In the following material, identify every line holding the string "icon" and return it.

(Data records begins)

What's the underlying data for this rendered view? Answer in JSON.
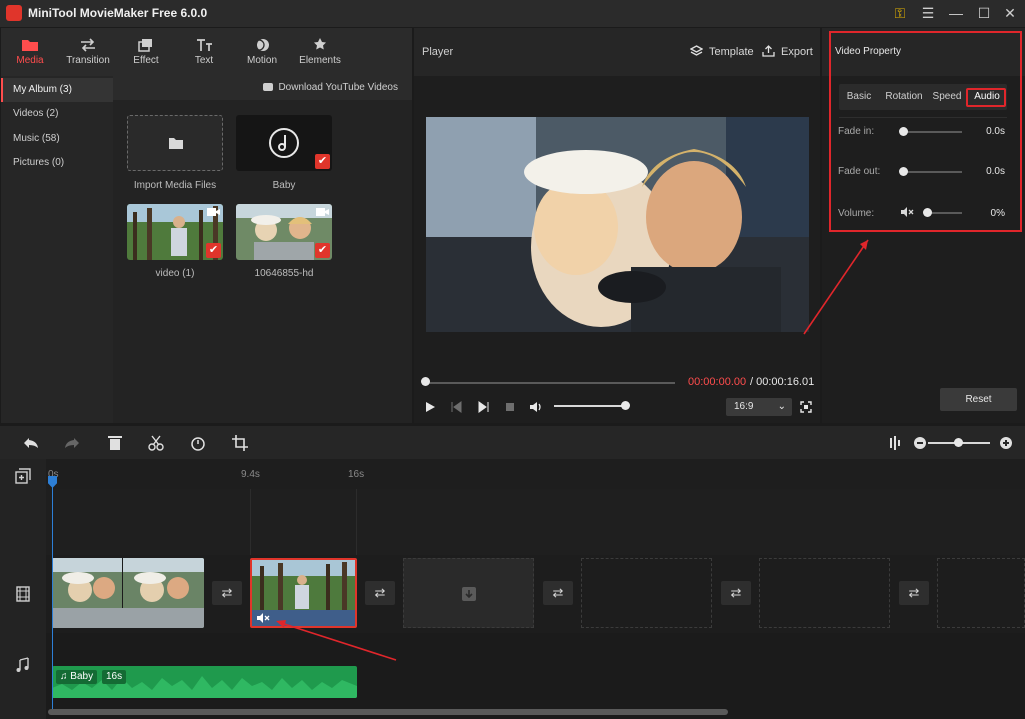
{
  "app": {
    "title": "MiniTool MovieMaker Free 6.0.0"
  },
  "toolbar": {
    "tabs": [
      {
        "label": "Media",
        "icon": "folder-icon",
        "active": true
      },
      {
        "label": "Transition",
        "icon": "swap-icon"
      },
      {
        "label": "Effect",
        "icon": "layers-icon"
      },
      {
        "label": "Text",
        "icon": "text-icon"
      },
      {
        "label": "Motion",
        "icon": "motion-icon"
      },
      {
        "label": "Elements",
        "icon": "elements-icon"
      }
    ]
  },
  "album": {
    "items": [
      {
        "label": "My Album (3)",
        "active": true
      },
      {
        "label": "Videos (2)"
      },
      {
        "label": "Music (58)"
      },
      {
        "label": "Pictures (0)"
      }
    ],
    "download_label": "Download YouTube Videos"
  },
  "media": [
    {
      "label": "Import Media Files"
    },
    {
      "label": "Baby"
    },
    {
      "label": "video (1)"
    },
    {
      "label": "10646855-hd"
    }
  ],
  "player": {
    "title": "Player",
    "template_label": "Template",
    "export_label": "Export",
    "time_current": "00:00:00.00",
    "time_total": "/ 00:00:16.01",
    "aspect": "16:9",
    "volume": 0.95,
    "progress": 0
  },
  "property": {
    "title": "Video Property",
    "tabs": [
      "Basic",
      "Rotation",
      "Speed",
      "Audio"
    ],
    "active_tab": "Audio",
    "fade_in": {
      "label": "Fade in:",
      "value": "0.0s"
    },
    "fade_out": {
      "label": "Fade out:",
      "value": "0.0s"
    },
    "volume": {
      "label": "Volume:",
      "value": "0%"
    },
    "reset_label": "Reset"
  },
  "timeline": {
    "ticks": [
      "0s",
      "9.4s",
      "16s"
    ],
    "audio_clip": {
      "name": "Baby",
      "duration": "16s"
    },
    "zoom": 0.5
  },
  "colors": {
    "accent": "#e0352b",
    "highlight": "#e0262b",
    "audio": "#1f9a4d",
    "playhead": "#2d7fd6"
  }
}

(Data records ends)

§ Task answer:
        "icon": "folder-icon",
        "icon": "swap-icon"
        "icon": "layers-icon"
        "icon": "text-icon"
        "icon": "motion-icon"
        "icon": "elements-icon"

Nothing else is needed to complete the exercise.